### EXERCISE OBJECTIVE
How many lines of the data contain "sold"? Reply with the number alone.

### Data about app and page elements
☆ ☆ ☆ ☆
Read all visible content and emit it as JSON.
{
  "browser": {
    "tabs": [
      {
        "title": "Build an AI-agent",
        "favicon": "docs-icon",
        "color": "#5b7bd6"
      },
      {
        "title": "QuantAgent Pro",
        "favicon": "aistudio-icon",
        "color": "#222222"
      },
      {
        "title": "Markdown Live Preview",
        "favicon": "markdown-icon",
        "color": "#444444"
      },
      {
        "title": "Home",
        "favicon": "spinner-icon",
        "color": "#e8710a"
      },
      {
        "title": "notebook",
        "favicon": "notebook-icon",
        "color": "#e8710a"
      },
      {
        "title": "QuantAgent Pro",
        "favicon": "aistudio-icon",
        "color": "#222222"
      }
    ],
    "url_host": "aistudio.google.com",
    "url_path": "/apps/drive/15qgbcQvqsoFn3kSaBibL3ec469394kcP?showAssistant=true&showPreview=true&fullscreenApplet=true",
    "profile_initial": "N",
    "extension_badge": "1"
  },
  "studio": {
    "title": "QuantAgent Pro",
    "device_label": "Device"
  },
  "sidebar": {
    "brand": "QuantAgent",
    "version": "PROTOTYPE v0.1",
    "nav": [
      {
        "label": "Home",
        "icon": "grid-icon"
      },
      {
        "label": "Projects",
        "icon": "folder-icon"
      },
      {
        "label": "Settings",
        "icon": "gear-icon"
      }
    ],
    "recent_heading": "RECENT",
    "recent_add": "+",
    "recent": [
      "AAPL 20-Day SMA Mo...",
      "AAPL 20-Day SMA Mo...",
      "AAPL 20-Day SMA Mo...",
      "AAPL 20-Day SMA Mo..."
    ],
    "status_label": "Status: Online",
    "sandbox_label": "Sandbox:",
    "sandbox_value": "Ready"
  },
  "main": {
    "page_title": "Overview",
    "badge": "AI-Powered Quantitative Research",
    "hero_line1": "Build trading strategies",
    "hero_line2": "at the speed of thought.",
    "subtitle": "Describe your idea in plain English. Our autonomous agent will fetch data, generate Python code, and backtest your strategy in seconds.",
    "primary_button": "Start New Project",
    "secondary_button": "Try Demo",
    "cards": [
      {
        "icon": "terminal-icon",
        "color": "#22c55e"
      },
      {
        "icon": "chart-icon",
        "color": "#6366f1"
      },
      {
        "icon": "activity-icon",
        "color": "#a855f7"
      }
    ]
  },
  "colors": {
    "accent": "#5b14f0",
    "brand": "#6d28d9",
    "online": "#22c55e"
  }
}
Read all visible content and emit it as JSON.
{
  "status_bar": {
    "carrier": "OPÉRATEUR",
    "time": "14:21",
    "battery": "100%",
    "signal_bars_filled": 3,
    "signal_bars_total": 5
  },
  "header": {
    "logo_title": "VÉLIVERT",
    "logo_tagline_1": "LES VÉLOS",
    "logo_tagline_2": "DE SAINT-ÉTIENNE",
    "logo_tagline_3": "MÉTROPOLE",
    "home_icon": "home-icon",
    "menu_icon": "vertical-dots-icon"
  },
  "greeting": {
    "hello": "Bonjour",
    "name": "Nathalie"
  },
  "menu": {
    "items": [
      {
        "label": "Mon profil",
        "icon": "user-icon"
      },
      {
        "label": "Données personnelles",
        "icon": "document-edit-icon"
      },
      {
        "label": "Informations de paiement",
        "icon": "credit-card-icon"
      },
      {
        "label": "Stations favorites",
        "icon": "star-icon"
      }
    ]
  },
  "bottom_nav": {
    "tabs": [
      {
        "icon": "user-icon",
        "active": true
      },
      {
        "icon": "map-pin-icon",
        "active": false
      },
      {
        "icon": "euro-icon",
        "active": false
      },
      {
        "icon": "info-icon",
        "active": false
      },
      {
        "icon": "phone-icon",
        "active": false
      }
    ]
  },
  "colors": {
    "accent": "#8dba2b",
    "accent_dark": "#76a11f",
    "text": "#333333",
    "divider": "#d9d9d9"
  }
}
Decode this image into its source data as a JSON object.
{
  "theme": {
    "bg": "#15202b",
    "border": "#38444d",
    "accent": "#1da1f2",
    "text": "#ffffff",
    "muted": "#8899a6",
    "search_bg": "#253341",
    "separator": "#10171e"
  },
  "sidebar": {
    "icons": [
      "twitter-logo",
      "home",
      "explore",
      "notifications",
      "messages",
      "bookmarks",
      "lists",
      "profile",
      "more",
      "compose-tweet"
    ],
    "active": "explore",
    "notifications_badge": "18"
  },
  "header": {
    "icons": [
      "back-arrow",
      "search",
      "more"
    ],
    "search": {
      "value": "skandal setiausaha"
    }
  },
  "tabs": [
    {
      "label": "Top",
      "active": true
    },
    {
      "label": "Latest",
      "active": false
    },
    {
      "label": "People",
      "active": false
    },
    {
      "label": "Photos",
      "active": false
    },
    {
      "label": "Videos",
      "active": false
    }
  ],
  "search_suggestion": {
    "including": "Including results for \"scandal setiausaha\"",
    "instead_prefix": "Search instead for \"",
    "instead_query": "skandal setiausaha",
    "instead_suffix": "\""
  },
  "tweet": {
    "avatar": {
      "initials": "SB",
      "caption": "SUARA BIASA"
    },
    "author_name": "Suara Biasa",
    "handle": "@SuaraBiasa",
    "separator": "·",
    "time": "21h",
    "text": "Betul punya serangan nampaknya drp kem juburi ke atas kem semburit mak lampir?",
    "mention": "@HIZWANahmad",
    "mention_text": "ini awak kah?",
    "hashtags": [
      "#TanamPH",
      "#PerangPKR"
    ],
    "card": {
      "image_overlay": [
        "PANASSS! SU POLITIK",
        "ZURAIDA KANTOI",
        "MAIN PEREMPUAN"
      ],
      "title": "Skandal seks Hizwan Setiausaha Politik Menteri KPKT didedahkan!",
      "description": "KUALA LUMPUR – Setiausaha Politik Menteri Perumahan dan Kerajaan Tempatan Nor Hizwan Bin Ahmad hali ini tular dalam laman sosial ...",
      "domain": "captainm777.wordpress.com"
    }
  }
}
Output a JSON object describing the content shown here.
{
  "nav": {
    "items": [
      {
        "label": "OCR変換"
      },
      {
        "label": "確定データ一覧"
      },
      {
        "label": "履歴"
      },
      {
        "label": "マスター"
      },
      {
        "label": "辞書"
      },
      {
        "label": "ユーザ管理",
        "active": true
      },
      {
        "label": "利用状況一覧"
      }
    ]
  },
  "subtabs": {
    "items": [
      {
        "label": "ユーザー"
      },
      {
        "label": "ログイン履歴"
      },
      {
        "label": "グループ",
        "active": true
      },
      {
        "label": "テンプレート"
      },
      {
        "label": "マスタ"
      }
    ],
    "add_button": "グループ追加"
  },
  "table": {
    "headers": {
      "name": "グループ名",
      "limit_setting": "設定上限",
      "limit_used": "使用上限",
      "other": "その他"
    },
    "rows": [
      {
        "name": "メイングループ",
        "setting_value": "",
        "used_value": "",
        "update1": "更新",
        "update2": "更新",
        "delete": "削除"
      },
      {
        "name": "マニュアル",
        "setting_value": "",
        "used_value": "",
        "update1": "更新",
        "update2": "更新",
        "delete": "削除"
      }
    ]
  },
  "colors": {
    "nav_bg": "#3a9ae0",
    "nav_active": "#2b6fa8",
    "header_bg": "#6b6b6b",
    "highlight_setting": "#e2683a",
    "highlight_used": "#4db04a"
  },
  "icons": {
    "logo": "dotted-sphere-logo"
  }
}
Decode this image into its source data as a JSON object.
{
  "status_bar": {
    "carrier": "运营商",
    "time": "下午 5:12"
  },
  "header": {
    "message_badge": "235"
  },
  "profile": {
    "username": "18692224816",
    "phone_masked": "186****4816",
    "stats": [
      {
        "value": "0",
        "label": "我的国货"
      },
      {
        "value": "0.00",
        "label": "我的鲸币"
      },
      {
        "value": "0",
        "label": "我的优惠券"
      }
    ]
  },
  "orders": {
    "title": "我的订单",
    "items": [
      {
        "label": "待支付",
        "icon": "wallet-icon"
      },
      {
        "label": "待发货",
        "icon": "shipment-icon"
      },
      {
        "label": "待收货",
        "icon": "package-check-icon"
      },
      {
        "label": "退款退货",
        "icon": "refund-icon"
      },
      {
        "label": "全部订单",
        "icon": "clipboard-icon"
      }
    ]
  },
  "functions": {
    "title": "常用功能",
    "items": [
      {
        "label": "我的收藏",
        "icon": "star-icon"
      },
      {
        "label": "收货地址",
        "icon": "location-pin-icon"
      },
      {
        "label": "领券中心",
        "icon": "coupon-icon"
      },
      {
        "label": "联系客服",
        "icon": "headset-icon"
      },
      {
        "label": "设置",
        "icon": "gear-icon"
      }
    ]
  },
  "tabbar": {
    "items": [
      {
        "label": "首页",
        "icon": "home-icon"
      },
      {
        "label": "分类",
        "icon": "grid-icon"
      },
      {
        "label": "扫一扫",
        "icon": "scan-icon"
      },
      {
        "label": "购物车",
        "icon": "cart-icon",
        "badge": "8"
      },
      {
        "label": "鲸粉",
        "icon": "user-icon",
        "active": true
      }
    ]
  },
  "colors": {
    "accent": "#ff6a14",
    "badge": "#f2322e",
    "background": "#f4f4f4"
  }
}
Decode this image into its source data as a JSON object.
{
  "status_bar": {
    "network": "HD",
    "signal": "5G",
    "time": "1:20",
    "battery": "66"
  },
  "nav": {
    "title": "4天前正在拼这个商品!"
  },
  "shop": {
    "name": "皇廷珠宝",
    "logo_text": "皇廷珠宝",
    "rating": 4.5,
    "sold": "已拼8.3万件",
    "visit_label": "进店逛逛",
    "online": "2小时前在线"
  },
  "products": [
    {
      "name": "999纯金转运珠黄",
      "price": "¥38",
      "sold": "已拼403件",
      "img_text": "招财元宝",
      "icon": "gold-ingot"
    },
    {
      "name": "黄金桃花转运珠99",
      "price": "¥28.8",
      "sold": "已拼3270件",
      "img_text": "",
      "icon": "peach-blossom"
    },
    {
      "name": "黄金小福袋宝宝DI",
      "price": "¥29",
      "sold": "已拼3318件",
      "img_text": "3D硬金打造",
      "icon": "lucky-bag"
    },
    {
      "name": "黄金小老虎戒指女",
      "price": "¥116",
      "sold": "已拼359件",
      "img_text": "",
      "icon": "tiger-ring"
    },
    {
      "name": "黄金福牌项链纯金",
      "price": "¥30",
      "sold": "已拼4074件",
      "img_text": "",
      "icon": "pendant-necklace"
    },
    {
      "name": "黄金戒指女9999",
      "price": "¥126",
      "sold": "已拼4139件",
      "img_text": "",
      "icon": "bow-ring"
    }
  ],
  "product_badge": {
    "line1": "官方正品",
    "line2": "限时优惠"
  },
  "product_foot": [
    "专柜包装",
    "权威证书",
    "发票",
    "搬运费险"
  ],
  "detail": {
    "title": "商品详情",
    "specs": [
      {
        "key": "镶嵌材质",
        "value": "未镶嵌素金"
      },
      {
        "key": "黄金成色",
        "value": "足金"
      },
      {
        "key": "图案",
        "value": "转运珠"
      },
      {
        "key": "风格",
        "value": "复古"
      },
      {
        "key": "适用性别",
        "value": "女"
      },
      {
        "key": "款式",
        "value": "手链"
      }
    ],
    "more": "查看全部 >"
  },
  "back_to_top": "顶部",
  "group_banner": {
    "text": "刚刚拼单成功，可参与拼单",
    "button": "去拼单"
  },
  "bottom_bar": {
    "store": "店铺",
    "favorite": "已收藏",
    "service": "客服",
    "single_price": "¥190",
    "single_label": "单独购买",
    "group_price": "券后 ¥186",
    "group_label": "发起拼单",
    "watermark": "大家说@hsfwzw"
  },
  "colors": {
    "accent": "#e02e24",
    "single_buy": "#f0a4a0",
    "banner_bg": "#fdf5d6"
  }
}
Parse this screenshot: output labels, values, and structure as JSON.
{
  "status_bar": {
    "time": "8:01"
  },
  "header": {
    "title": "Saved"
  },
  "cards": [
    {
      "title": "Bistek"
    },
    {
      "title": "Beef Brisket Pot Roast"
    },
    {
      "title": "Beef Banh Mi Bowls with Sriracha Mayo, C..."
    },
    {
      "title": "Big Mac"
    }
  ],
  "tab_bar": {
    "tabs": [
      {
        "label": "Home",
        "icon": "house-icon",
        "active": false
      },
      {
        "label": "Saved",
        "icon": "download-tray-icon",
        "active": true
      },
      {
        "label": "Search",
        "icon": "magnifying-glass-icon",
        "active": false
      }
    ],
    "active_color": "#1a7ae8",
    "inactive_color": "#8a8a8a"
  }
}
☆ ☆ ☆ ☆
### ANSWER SECTION
7